Surrounded by poverty, they decided they could do more. In the days free of their volunteer work, they would run their own drop-in centre for street kids. On their own, there’d be less red tape. “We found an old house to rent – it was in shocking condition – cleaned it up and rewired it.”
It became a place for learning, lunch and support. And more. “We ironed out a few rough edges, taught them some social skills, took them out, went to cafes. The manager of one cafe actually asked if he could take a photo of our kids,” says Tracey. And they’ll tell you, this enterprising couple, that being outgoing runs against their nature.
They got to know a group of African footballers who had been lured over to Myanmar on a scam and were abandoned there, hounded by the police. Tracey and Ross had them over for a weekly meal. “My heart goes out to people who are marginalised and shunned,” says Ross. “We want to treat people as we wanted people to treat Paul. “
While they were in Myanmar they used to watch an unusual food program on the television. It aimed to achieve a common understanding between people of different religions and cultures by bringing them together around a table to share each other’s food and talk about different issues. The concept seemed to work.
Myanmar was an eye opener. “We learnt what a community really means,” says Ross. “We’d never experienced anything like it. We live such insulated lives here in Australia. People there have so little. They’re dirt poor but they share what they have and support each other.” The couple came back fired by what they had learned.
They moved to Newhaven to be near their daughter and her baby and had a stint as night managers in the youth hostel. The meal area is central to daily life at the Big Wave. “It breaks down barriers,” says Tracey. “You’re reminded that people are the same the world over.” They’ve changed, Ross and Tracey. Faced with a stranger, Ross says he’s now far more likely to be the first one to say G’day!
Everything has come together. The coast is beautiful. The time is right, the venue’s right.
At Paul’s Table, all are welcome. Quality matters there – decor, crockery, table settings – because “everyone who comes should feel important and valued”. The Denbys are saying to every customer, This is your cafe. What do you want from it?
On Sundays the cafe offers a community breakfast between 8.30am and 10am and a cafe service from 10am till 2pm. There is a system of gold coin donations for different menu items. On Wednesday during opening hours Ross and Tracey are hoping that special schools in the area will take advantage of the opportunity the cafe offers to engage with other customers or carry out basic training in hospitality.
Their motto is Equality, Acceptance, Tolerance. “ If people are in a hurry this will not be the place for them,” says Tracey firmly. “This isn’t about making money.

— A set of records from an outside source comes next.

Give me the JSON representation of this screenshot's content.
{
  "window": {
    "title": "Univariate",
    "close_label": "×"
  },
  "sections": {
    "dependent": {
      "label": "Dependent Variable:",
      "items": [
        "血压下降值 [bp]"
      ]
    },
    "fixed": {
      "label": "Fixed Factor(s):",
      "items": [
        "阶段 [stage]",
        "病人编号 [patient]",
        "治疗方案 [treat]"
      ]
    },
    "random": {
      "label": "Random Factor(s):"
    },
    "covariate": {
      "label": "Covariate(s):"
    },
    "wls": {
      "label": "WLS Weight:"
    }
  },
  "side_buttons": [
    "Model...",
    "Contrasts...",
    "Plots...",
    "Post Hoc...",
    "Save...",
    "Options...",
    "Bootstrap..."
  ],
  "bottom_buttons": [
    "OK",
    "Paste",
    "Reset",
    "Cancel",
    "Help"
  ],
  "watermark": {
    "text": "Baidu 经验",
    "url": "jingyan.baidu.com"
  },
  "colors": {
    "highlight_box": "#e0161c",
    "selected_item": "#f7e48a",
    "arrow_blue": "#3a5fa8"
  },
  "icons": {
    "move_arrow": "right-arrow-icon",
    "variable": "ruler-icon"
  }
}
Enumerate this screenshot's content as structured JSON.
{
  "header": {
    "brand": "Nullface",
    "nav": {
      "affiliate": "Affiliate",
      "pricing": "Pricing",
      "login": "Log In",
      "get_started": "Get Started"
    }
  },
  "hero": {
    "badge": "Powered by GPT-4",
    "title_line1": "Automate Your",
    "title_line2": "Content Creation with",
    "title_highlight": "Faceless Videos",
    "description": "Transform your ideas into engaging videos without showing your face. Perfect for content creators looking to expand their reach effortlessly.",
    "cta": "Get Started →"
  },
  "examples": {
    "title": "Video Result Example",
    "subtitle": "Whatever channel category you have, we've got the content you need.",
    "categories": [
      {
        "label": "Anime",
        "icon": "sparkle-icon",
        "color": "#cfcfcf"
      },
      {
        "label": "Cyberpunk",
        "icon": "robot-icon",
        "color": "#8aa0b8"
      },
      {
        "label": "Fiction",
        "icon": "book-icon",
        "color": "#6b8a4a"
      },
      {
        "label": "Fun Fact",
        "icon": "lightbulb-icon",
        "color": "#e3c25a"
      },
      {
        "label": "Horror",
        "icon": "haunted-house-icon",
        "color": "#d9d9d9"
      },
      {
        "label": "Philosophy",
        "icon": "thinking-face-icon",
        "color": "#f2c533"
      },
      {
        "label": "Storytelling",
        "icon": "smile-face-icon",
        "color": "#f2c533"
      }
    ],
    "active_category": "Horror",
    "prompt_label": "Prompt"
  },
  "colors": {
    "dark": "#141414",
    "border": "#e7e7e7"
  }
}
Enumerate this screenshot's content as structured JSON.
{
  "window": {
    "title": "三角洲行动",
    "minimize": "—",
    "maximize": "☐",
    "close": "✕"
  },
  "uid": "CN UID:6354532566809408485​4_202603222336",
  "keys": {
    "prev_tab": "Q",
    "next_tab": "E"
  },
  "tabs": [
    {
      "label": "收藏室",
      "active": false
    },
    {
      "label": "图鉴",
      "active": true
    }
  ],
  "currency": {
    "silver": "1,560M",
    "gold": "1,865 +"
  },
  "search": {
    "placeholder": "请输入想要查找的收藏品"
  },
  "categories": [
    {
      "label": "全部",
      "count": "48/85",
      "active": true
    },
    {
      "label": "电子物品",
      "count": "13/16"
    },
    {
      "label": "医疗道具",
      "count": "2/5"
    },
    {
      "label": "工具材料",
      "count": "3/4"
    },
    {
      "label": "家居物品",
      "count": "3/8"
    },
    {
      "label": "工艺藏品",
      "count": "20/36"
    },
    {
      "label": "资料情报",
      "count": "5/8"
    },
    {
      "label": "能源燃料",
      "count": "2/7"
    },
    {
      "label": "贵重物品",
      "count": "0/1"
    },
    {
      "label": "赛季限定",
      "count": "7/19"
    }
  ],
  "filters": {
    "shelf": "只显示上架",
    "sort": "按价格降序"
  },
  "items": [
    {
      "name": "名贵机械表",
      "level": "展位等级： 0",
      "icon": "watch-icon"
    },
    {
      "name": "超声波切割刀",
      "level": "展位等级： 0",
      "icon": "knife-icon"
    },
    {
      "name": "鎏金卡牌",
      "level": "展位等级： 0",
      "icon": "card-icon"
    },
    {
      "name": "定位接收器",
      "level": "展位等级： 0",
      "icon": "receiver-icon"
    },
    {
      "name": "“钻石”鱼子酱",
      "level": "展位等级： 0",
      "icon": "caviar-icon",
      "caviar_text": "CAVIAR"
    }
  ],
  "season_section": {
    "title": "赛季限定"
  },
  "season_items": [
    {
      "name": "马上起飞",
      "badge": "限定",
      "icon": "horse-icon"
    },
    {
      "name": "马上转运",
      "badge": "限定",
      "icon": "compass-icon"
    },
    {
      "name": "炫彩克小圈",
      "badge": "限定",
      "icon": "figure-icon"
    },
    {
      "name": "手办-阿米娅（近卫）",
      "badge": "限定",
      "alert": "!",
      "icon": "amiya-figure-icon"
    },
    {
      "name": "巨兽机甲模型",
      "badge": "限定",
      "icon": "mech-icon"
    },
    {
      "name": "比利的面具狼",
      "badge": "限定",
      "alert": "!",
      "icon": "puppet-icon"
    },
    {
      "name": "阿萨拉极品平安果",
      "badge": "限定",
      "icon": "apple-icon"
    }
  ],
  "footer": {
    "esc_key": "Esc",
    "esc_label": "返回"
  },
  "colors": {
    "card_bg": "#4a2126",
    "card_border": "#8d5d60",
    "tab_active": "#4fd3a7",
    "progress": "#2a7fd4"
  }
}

It’s a not-for-profit venture.” Their criteria are different. “We are all deserving of acceptance. If anyone walks away feeling better about themselves, feeling more confident, we’ve been successful.”
Paul’s Table, in the Bass Hall, Bass School Rd, opens for a community breakfast every Sunday 8.30-10am. Cafe open every Sunday and Wednesday 10am-2pm.